● Instructions to follow
If a line of the data below holds the word "NASA", list it.

● Provided material

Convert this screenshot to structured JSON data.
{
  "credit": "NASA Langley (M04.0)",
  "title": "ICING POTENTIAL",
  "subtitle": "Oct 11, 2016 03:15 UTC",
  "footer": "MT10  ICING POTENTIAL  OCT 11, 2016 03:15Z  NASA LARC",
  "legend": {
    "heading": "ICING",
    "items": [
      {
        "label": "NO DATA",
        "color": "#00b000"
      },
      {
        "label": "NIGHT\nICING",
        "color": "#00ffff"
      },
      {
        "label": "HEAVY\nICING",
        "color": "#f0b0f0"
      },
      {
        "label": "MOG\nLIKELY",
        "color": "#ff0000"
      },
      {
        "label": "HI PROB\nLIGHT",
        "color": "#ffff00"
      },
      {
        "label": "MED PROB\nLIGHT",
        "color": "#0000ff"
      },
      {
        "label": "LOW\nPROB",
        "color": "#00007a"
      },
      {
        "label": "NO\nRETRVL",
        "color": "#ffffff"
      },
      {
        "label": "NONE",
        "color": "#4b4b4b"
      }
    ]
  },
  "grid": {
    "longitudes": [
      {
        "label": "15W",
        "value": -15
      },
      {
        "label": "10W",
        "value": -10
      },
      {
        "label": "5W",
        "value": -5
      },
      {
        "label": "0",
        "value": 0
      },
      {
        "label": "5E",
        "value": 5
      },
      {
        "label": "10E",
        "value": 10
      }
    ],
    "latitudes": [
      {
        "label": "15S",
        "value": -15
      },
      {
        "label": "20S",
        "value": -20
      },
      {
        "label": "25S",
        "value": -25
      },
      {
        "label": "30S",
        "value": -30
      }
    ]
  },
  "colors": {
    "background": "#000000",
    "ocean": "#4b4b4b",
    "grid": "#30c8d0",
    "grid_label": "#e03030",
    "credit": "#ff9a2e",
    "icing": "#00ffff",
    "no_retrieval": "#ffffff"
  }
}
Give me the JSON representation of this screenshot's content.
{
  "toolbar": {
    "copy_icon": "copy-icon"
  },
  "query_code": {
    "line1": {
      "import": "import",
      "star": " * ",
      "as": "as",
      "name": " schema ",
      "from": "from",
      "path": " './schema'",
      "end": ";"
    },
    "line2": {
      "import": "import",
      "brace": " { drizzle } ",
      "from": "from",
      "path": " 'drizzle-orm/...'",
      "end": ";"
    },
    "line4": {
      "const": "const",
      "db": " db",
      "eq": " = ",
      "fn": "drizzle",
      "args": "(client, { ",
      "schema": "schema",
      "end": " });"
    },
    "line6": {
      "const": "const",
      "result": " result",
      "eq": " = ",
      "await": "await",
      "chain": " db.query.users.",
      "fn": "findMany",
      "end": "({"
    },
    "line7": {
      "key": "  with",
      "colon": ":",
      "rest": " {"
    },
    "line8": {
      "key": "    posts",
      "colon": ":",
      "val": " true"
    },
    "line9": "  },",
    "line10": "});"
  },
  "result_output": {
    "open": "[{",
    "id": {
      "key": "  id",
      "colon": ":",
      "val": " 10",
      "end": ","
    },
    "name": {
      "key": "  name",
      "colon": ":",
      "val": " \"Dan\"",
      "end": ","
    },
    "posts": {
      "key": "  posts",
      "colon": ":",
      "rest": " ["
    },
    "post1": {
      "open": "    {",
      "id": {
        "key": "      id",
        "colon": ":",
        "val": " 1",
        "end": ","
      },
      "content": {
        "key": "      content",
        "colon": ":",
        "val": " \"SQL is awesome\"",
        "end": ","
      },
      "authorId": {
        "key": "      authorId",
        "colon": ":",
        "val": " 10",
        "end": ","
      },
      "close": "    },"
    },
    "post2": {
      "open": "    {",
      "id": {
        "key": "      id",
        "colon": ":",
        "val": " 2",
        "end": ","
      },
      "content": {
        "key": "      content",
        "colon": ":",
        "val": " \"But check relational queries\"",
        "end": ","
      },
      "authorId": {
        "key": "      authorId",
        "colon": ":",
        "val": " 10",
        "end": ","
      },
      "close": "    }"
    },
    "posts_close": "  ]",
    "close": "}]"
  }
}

● Result
  "credit": "NASA Langley (M04.0)",
  "footer": "MT10  ICING POTENTIAL  OCT 11, 2016 03:15Z  NASA LARC",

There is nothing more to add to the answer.